STORED DATA: Begin
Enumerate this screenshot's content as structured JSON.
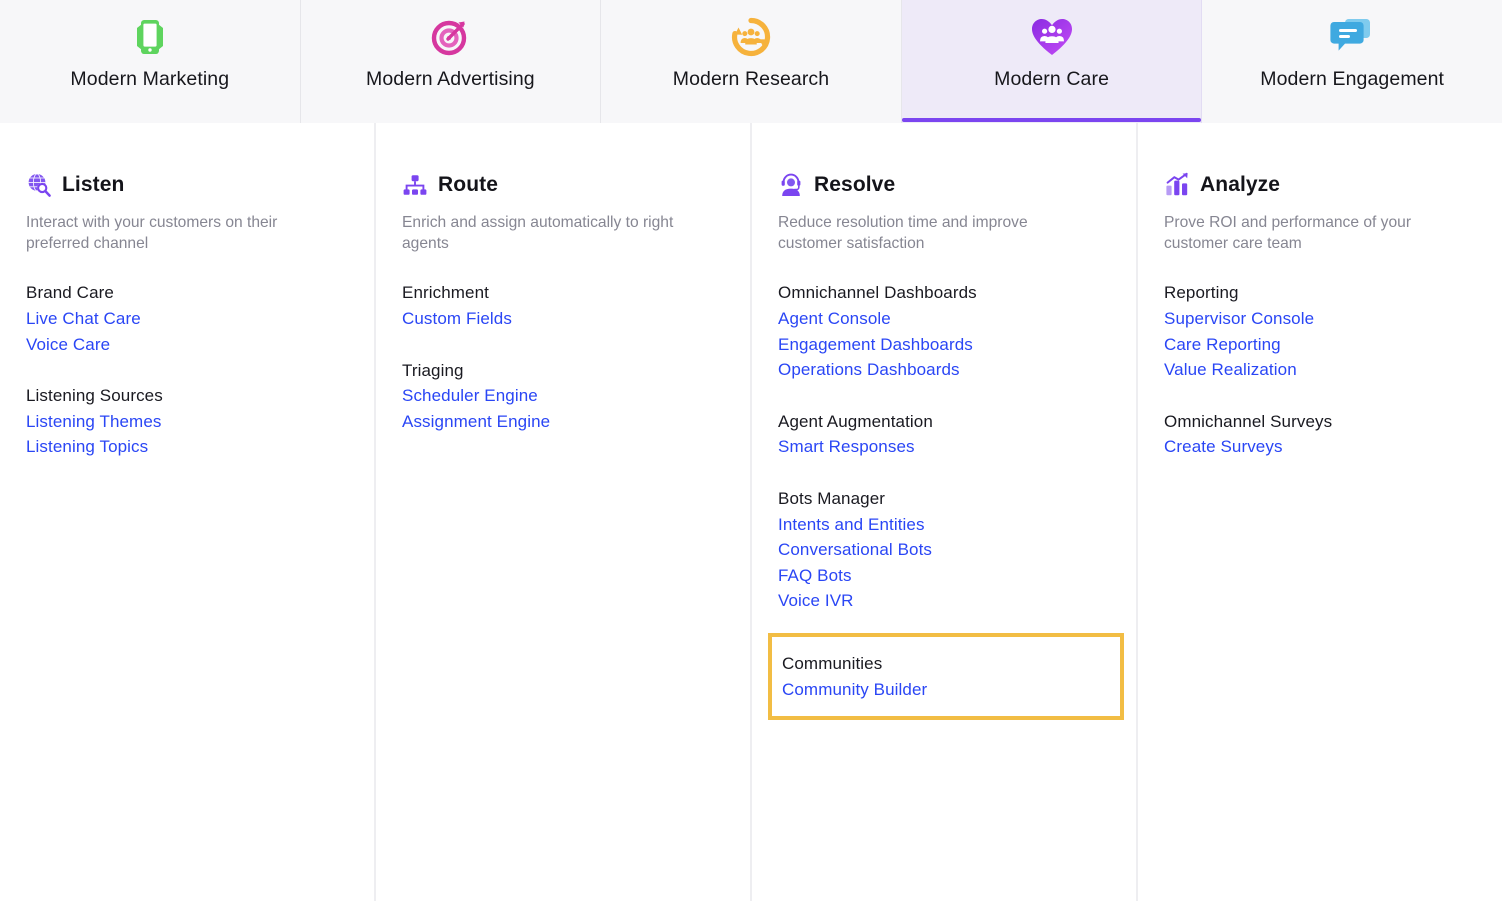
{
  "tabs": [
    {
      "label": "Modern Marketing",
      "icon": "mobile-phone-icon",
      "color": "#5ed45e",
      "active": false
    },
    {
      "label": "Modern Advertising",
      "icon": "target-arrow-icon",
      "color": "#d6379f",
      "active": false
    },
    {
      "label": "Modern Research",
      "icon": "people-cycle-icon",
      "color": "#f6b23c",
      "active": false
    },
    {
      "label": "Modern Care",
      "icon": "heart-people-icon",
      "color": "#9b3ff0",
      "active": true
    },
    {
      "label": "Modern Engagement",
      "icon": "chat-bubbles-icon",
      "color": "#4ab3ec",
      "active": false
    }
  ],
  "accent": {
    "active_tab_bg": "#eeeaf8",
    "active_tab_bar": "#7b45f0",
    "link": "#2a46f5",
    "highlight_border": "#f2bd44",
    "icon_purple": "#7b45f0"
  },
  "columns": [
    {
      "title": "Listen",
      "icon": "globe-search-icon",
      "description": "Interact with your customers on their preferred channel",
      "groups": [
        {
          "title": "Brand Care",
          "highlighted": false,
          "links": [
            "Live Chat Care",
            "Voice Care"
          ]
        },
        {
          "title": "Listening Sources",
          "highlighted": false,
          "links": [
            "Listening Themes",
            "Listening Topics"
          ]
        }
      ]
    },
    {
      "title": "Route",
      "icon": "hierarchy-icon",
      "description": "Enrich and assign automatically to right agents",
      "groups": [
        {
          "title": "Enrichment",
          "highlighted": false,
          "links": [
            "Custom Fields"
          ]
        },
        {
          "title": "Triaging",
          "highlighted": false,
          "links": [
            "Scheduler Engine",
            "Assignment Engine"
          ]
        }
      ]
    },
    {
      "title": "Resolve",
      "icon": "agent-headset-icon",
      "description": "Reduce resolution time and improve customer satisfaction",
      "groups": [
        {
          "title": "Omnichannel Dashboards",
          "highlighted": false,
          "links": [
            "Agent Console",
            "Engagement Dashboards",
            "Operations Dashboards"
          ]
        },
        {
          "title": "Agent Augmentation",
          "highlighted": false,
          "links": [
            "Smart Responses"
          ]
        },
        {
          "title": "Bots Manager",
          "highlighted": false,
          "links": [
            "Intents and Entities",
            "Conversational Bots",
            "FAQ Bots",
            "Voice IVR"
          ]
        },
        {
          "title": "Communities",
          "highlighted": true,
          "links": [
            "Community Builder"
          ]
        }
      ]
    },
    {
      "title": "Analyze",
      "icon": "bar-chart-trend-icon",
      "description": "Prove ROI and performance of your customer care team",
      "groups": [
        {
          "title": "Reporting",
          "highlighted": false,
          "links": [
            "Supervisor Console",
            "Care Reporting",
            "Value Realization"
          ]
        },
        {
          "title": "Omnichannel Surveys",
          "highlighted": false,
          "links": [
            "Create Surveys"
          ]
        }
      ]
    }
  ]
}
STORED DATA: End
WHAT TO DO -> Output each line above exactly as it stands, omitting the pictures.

WRITTEN RESPONSE ->
Enumerate this screenshot's content as structured JSON.
{
  "tabs": [
    {
      "label": "Modern Marketing",
      "icon": "mobile-phone-icon",
      "color": "#5ed45e",
      "active": false
    },
    {
      "label": "Modern Advertising",
      "icon": "target-arrow-icon",
      "color": "#d6379f",
      "active": false
    },
    {
      "label": "Modern Research",
      "icon": "people-cycle-icon",
      "color": "#f6b23c",
      "active": false
    },
    {
      "label": "Modern Care",
      "icon": "heart-people-icon",
      "color": "#9b3ff0",
      "active": true
    },
    {
      "label": "Modern Engagement",
      "icon": "chat-bubbles-icon",
      "color": "#4ab3ec",
      "active": false
    }
  ],
  "accent": {
    "active_tab_bg": "#eeeaf8",
    "active_tab_bar": "#7b45f0",
    "link": "#2a46f5",
    "highlight_border": "#f2bd44",
    "icon_purple": "#7b45f0"
  },
  "columns": [
    {
      "title": "Listen",
      "icon": "globe-search-icon",
      "description": "Interact with your customers on their preferred channel",
      "groups": [
        {
          "title": "Brand Care",
          "highlighted": false,
          "links": [
            "Live Chat Care",
            "Voice Care"
          ]
        },
        {
          "title": "Listening Sources",
          "highlighted": false,
          "links": [
            "Listening Themes",
            "Listening Topics"
          ]
        }
      ]
    },
    {
      "title": "Route",
      "icon": "hierarchy-icon",
      "description": "Enrich and assign automatically to right agents",
      "groups": [
        {
          "title": "Enrichment",
          "highlighted": false,
          "links": [
            "Custom Fields"
          ]
        },
        {
          "title": "Triaging",
          "highlighted": false,
          "links": [
            "Scheduler Engine",
            "Assignment Engine"
          ]
        }
      ]
    },
    {
      "title": "Resolve",
      "icon": "agent-headset-icon",
      "description": "Reduce resolution time and improve customer satisfaction",
      "groups": [
        {
          "title": "Omnichannel Dashboards",
          "highlighted": false,
          "links": [
            "Agent Console",
            "Engagement Dashboards",
            "Operations Dashboards"
          ]
        },
        {
          "title": "Agent Augmentation",
          "highlighted": false,
          "links": [
            "Smart Responses"
          ]
        },
        {
          "title": "Bots Manager",
          "highlighted": false,
          "links": [
            "Intents and Entities",
            "Conversational Bots",
            "FAQ Bots",
            "Voice IVR"
          ]
        },
        {
          "title": "Communities",
          "highlighted": true,
          "links": [
            "Community Builder"
          ]
        }
      ]
    },
    {
      "title": "Analyze",
      "icon": "bar-chart-trend-icon",
      "description": "Prove ROI and performance of your customer care team",
      "groups": [
        {
          "title": "Reporting",
          "highlighted": false,
          "links": [
            "Supervisor Console",
            "Care Reporting",
            "Value Realization"
          ]
        },
        {
          "title": "Omnichannel Surveys",
          "highlighted": false,
          "links": [
            "Create Surveys"
          ]
        }
      ]
    }
  ]
}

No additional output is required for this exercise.